= WHAT IS BEING ASKED =
Pull every line of the entries that has the word "projects".

Component data from apps and pages
....

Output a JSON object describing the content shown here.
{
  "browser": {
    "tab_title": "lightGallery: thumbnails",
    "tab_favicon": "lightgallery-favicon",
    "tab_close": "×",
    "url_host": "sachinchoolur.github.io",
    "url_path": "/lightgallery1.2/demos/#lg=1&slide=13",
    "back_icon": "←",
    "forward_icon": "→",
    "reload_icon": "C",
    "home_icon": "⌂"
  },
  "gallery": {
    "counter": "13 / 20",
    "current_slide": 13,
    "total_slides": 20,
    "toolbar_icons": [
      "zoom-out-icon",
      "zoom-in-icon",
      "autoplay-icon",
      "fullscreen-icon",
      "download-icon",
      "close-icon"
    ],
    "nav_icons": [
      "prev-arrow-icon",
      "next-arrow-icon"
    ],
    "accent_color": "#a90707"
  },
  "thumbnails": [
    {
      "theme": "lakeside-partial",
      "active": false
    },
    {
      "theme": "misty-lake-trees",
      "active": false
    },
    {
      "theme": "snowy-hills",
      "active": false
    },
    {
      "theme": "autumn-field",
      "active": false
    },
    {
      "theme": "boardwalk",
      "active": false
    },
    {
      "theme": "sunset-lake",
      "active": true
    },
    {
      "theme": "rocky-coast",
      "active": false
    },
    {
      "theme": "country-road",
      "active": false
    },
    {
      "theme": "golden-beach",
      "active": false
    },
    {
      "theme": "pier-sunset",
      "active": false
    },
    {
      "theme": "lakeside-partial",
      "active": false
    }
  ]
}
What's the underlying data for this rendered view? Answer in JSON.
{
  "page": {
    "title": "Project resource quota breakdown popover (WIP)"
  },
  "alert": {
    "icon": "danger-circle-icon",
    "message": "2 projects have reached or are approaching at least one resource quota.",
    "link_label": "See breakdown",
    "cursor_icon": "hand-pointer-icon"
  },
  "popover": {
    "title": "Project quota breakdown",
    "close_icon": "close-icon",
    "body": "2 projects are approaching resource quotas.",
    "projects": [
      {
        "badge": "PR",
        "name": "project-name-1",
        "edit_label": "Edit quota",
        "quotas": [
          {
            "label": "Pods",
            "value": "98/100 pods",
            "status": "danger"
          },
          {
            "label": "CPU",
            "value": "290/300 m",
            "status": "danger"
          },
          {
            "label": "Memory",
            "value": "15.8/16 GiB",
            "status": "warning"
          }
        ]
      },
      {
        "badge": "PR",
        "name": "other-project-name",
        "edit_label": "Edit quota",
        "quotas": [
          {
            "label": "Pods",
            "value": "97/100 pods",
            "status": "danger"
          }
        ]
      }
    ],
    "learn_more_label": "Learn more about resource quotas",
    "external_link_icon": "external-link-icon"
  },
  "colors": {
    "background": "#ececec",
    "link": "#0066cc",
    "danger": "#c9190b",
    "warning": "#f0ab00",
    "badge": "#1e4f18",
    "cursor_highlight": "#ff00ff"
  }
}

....

= EXERCISE SOLUTION =
    "message": "2 projects have reached or are approaching at least one resource quota.",
    "body": "2 projects are approaching resource quotas.",
    "projects": [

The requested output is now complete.